__Goal of the exercise__
Within the records below, find each line with the word "我的资料" and copy it out.

__Extracted information__

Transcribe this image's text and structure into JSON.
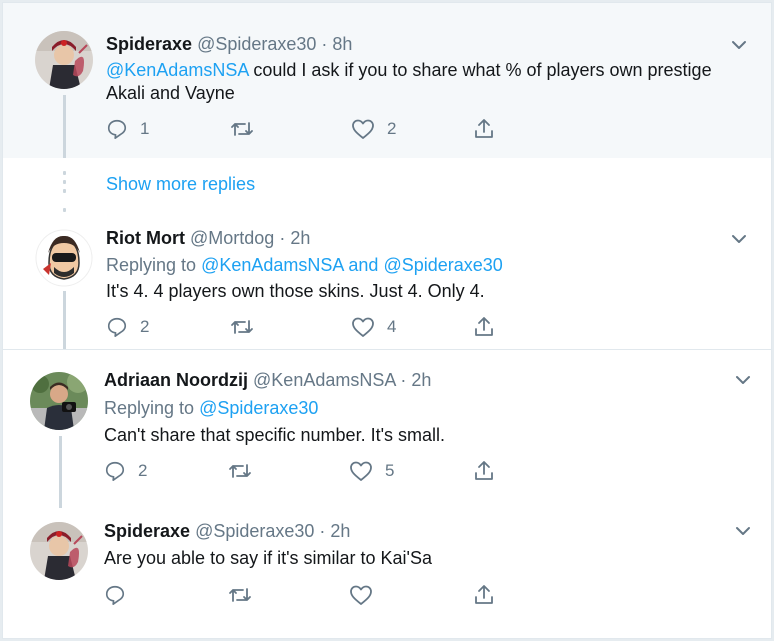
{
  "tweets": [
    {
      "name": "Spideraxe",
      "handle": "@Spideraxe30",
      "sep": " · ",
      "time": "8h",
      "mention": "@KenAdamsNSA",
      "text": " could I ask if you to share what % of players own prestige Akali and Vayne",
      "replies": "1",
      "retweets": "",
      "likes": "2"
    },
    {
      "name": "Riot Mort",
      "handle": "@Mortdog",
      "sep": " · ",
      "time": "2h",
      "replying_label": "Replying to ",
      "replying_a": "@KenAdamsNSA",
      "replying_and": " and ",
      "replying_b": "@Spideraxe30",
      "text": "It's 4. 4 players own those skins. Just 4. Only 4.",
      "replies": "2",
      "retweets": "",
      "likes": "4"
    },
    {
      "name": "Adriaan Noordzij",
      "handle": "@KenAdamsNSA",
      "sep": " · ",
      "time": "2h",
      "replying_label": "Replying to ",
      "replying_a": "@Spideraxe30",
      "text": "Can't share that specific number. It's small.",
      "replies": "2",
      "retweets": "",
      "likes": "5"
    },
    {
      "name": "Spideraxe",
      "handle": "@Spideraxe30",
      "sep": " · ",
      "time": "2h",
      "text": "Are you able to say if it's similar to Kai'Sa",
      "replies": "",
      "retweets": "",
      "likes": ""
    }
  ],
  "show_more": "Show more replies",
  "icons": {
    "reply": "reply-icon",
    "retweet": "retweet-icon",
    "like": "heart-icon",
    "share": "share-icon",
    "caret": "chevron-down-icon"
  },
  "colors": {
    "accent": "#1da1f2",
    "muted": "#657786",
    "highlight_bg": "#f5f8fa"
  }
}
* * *
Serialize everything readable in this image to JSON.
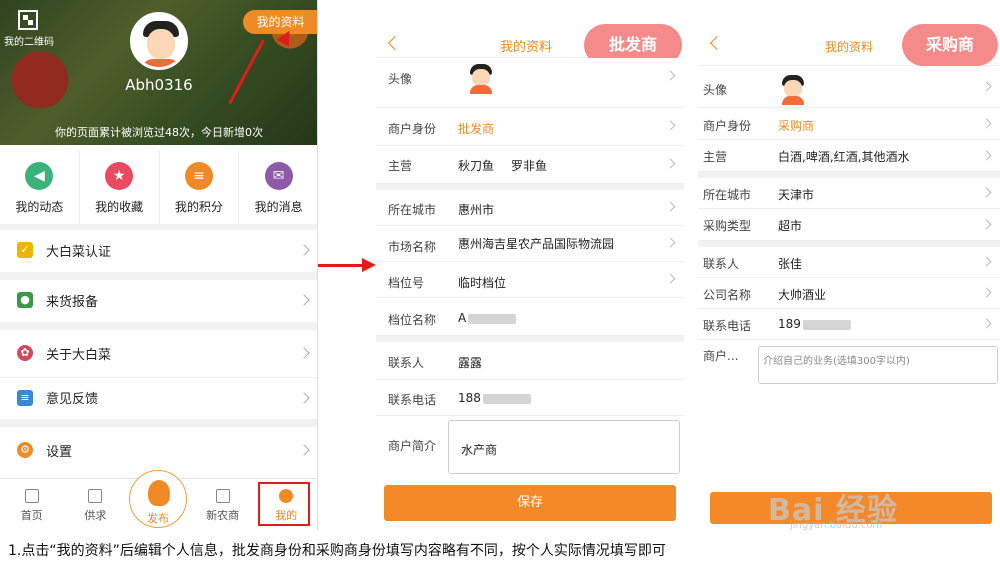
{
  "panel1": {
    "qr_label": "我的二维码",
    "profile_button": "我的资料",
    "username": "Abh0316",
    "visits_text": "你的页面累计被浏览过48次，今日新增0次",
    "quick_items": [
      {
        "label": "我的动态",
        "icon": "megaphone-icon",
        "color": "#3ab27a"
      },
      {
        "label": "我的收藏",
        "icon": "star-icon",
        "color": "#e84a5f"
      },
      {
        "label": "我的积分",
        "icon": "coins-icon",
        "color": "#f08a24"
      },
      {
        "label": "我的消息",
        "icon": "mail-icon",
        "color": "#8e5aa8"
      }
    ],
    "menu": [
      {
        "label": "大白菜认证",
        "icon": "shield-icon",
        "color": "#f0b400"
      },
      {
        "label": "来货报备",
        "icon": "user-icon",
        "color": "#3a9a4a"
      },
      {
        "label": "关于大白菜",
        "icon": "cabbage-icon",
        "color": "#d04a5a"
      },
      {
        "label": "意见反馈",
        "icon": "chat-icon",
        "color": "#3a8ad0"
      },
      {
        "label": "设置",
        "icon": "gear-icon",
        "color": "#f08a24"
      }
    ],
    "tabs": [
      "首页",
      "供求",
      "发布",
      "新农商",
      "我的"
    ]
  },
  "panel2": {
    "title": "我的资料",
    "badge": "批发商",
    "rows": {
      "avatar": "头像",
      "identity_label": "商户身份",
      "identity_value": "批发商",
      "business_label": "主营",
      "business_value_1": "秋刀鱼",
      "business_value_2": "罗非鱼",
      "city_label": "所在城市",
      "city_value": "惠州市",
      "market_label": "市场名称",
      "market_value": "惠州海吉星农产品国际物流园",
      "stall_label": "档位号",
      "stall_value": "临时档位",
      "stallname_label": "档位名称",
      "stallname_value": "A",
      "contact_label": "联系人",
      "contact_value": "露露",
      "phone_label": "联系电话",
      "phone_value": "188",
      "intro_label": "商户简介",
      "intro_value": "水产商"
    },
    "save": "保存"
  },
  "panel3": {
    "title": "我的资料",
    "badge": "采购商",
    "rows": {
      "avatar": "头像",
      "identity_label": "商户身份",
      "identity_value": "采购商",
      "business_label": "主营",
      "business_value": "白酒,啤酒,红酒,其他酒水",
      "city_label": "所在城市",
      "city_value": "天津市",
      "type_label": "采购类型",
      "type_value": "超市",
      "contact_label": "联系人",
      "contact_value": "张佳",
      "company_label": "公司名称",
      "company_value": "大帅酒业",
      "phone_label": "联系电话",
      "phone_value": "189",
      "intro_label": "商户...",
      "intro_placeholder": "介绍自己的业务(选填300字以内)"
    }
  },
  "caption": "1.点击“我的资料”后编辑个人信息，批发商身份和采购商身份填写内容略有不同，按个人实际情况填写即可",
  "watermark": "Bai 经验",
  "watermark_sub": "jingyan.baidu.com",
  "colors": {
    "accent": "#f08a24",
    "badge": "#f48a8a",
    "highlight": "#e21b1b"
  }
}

__Task result__
    "profile_button": "我的资料",
    "title": "我的资料",
    "title": "我的资料",
  "caption": "1.点击“我的资料”后编辑个人信息，批发商身份和采购商身份填写内容略有不同，按个人实际情况填写即可",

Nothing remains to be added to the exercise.